It may be that what we have been seeing lately in Catalonia is a "soft" totalitarianism; or, to use the historian Pierre Vilar's term, a sort of "unanimism" - the illusion of unanimity caused by the fear of expressing dissidence. The instrument of it is not violence, but the so-called "right to decide." This means Catalonia's right to hold an (unconstitutional) referendum among its own inhabitants - in disregard of what the Spanish government may say - on whether they want independence from Spain. If you are in favor of the right to decide, you are a good Catalan; if not, you are something else. Needless to say, few venture to say aloud that they think the right to decide is a load of meringue whipped up by the Catalan nationalists. In other words: nowadays the real problem in Catalonia is not a hypothetical independence, but the right to decide.

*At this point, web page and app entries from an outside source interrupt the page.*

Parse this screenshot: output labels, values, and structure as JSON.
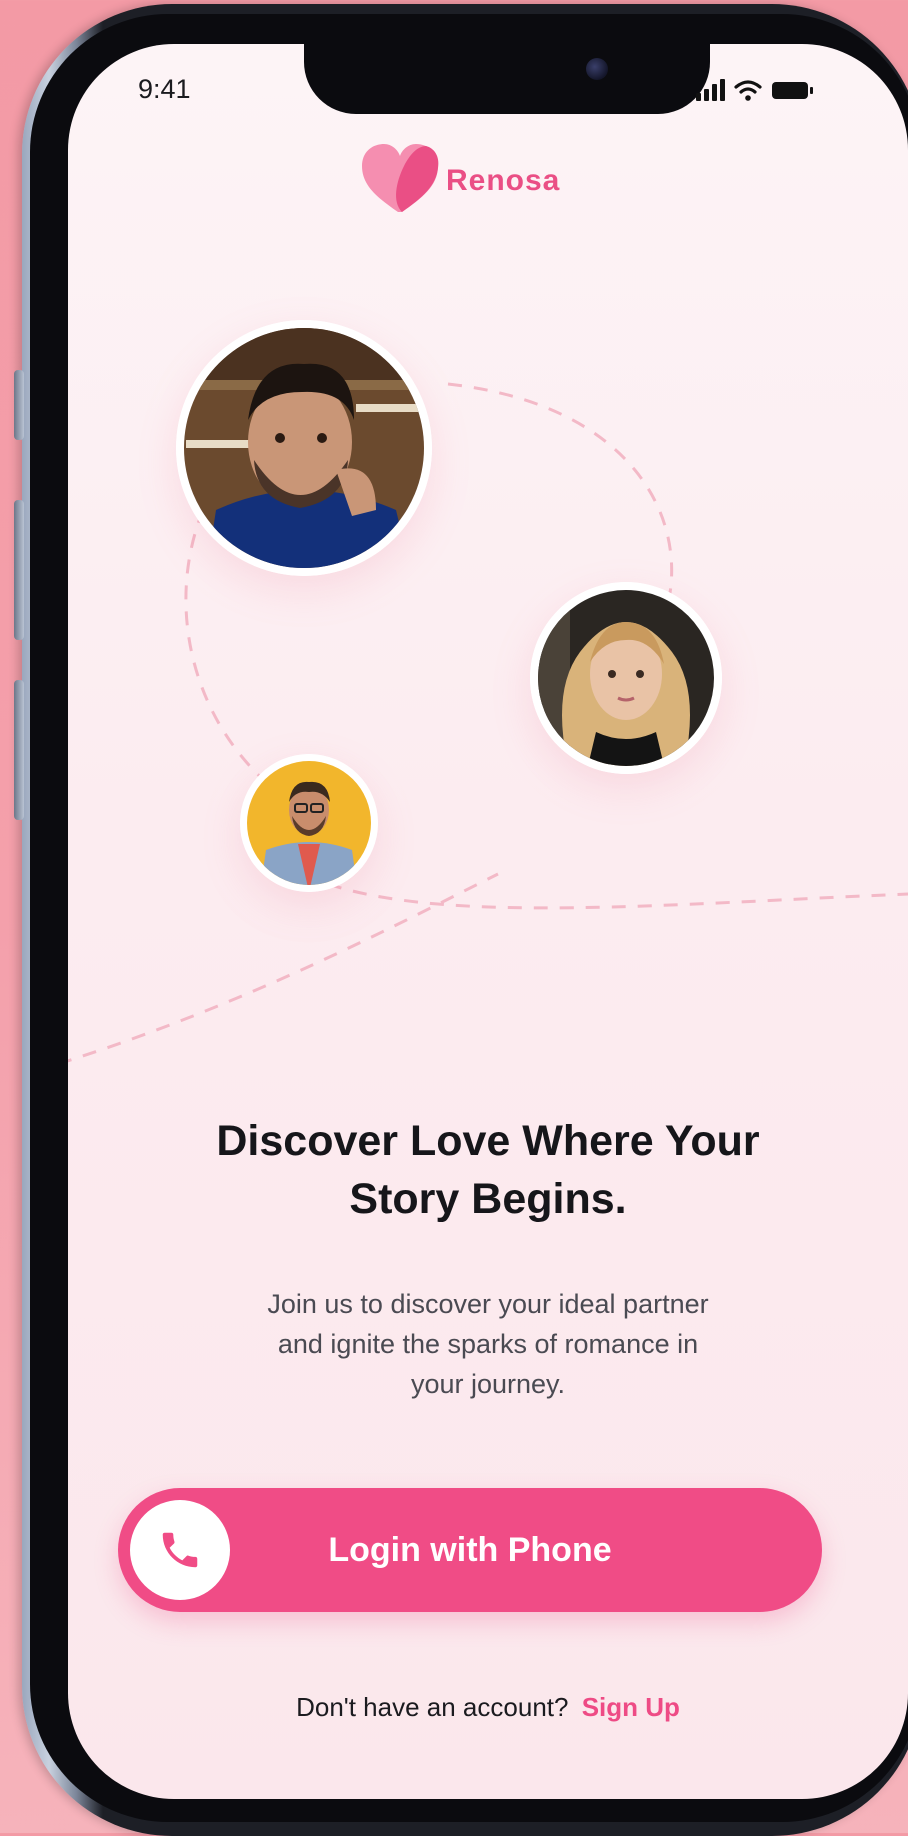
{
  "status_bar": {
    "time": "9:41"
  },
  "brand": {
    "name": "Renosa"
  },
  "profiles": [
    {
      "name": "man-with-beard",
      "icon": "avatar"
    },
    {
      "name": "blonde-woman",
      "icon": "avatar"
    },
    {
      "name": "man-with-glasses",
      "icon": "avatar"
    }
  ],
  "headline": {
    "line1": "Discover Love Where Your",
    "line2": "Story Begins."
  },
  "subtext": {
    "line1": "Join us to discover your ideal partner",
    "line2": "and ignite the sparks of romance in",
    "line3": "your journey."
  },
  "login_button": {
    "label": "Login with Phone",
    "icon": "phone-icon"
  },
  "signup": {
    "prompt": "Don't have an account?",
    "link": "Sign Up"
  },
  "colors": {
    "accent": "#f04c86",
    "brand": "#ea4f85",
    "background": "#fdf1f4"
  }
}
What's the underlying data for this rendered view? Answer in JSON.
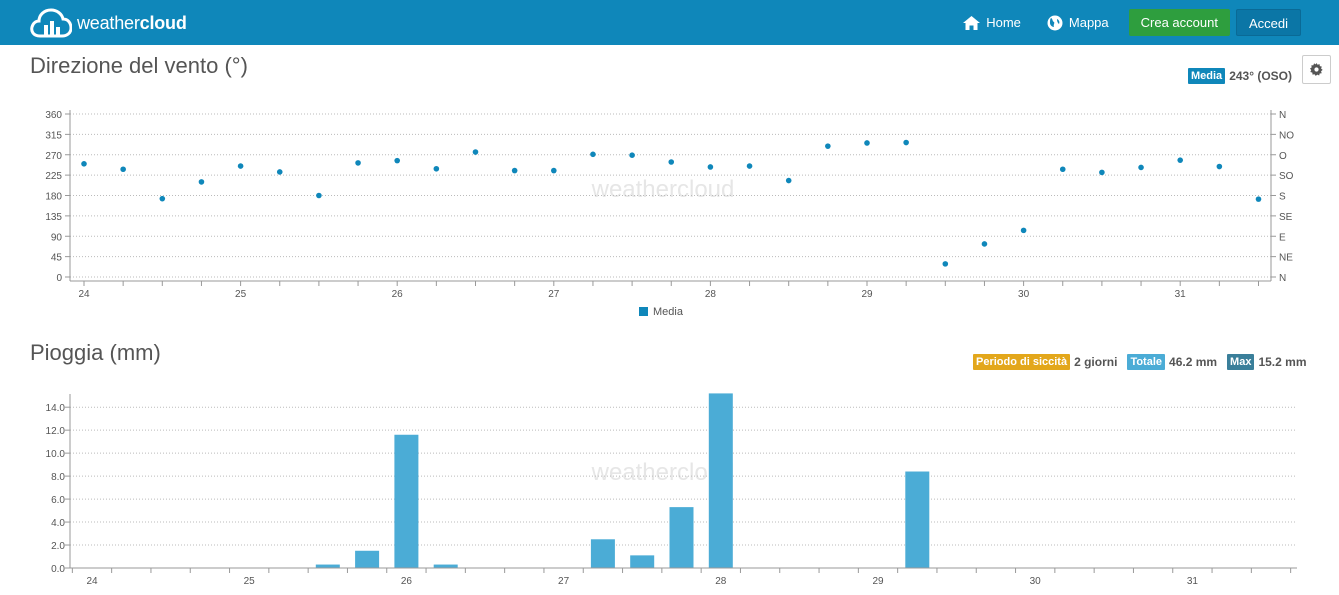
{
  "nav": {
    "brand_light": "weather",
    "brand_bold": "cloud",
    "home_label": "Home",
    "map_label": "Mappa",
    "create_label": "Crea account",
    "login_label": "Accedi"
  },
  "wind": {
    "title": "Direzione del vento (°)",
    "badge_label": "Media",
    "badge_value": "243° (OSO)",
    "badge_color": "#0f87ba"
  },
  "rain": {
    "title": "Pioggia (mm)",
    "dry_label": "Periodo di siccità",
    "dry_value": "2 giorni",
    "dry_color": "#e3a71b",
    "total_label": "Totale",
    "total_value": "46.2 mm",
    "total_color": "#4bacd6",
    "max_label": "Max",
    "max_value": "15.2 mm",
    "max_color": "#3a7f9a"
  },
  "watermark": "weathercloud",
  "chart_data": [
    {
      "type": "scatter",
      "x_ticks": [
        "24",
        "25",
        "26",
        "27",
        "28",
        "29",
        "30",
        "31"
      ],
      "y_ticks": [
        0,
        45,
        90,
        135,
        180,
        225,
        270,
        315,
        360
      ],
      "y2_ticks": [
        "N",
        "NE",
        "E",
        "SE",
        "S",
        "SO",
        "O",
        "NO",
        "N"
      ],
      "ylim": [
        0,
        360
      ],
      "xlim": [
        24,
        31.6
      ],
      "grid": true,
      "legend": "bottom-center",
      "series": [
        {
          "name": "Media",
          "color": "#0f87ba",
          "x": [
            24,
            24.25,
            24.5,
            24.75,
            25,
            25.25,
            25.5,
            25.75,
            26,
            26.25,
            26.5,
            26.75,
            27,
            27.25,
            27.5,
            27.75,
            28,
            28.25,
            28.5,
            28.75,
            29,
            29.25,
            29.5,
            29.75,
            30,
            30.25,
            30.5,
            30.75,
            31,
            31.25,
            31.5
          ],
          "y": [
            250,
            238,
            173,
            210,
            245,
            232,
            180,
            252,
            257,
            239,
            276,
            235,
            235,
            271,
            269,
            254,
            243,
            245,
            213,
            289,
            296,
            297,
            29,
            73,
            103,
            238,
            231,
            242,
            258,
            244,
            172
          ]
        }
      ]
    },
    {
      "type": "bar",
      "x_ticks": [
        "24",
        "25",
        "26",
        "27",
        "28",
        "29",
        "30",
        "31"
      ],
      "y_ticks": [
        "0.0",
        "2.0",
        "4.0",
        "6.0",
        "8.0",
        "10.0",
        "12.0",
        "14.0"
      ],
      "ylim": [
        0,
        14.8
      ],
      "xlim": [
        24,
        31.7
      ],
      "grid": true,
      "series": [
        {
          "color": "#4bacd6",
          "x": [
            25.5,
            25.75,
            26,
            26.25,
            27.25,
            27.5,
            27.75,
            28,
            29.25
          ],
          "values": [
            0.3,
            1.5,
            11.6,
            0.3,
            2.5,
            1.1,
            5.3,
            15.2,
            8.4
          ]
        }
      ]
    }
  ]
}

Let me explain. In a democracy there is no indiscriminate right to decide on what you want. I have no right to decide if I want to stop at a red light, or not. Democracy is a question of deciding within the law - a concept that is not a joke, but the only defense of the weak against the strong, the guarantee that an advantaged minority will not impose its will on a disadvantaged majority. The Constitution says that sovereignty resides in the Spanish people as a whole, so that under it, we Catalans have no right to decide by ourselves on whether we want independence. Indeed, no Constitution - except, as far as I know, that of the extinct Soviet Union - recognizes such a right.
Does this mean we have no such right under (to give it a name) natural law? No, of course not. If a really clear majority of Catalans want independence, it seems more sensible to grant it than not, owing to the difficulties of forcing someone to be where they don't want to be.
In a democracy there is no indiscriminate right to decide on what you want
But does this majority exist? The partisans of the right to decide maintain it is indispensable to hold a referendum to find out (in such a matter, opinion polls mean little, as we found out in the latest Catalan elections). But, before using this exceptional and unpredictable instrument, any honest, prudent politician will use the instrument offered by the law: elections. What I mean here are elections in which all the parties clearly declare their stand on independence. In the last elections, the unequivocally secessionist parties (ERC and CUP) obtained 24 seats in the Catalan parliament, out of 135: only about 17 percent. How many seats would the secessionist parties get if the rest of the Catalan parties took a clear stand on the issue of independence? This is what we ought to know, before setting out on the hazardous road toward a referendum: if the parties that favor independence obtain an actual majority of seats, then a referendum will have to be held; if not, then it won't.
It is very doubtful that we are going to get an answer to the foregoing question, because Convergència i Unió (CiU), the coalition long prevalent in Catalan politics, knows that if it takes a clear stand for independence in an electoral campaign, it will lose the elections. And before that happens, it will have split in two: we don't yet know if Convergència (center-right-liberal) is secessionist, but we do know that Unió (center-right Christians) is not. So CiU will go on waffling to its voters.
As for the left, everything suggests that it will remain trapped in the ideological spider web woven for it by CiU - hence it accepts the right to decide - digging its own grave and undermining democracy. I don't see any other way to say it: you can believe in democracy and favor independence, but you can't believe in democracy and favor the right to decide, because the right to decide is no more than a conceptual sophistry - a swindle operated by a minority to impose its will on a majority.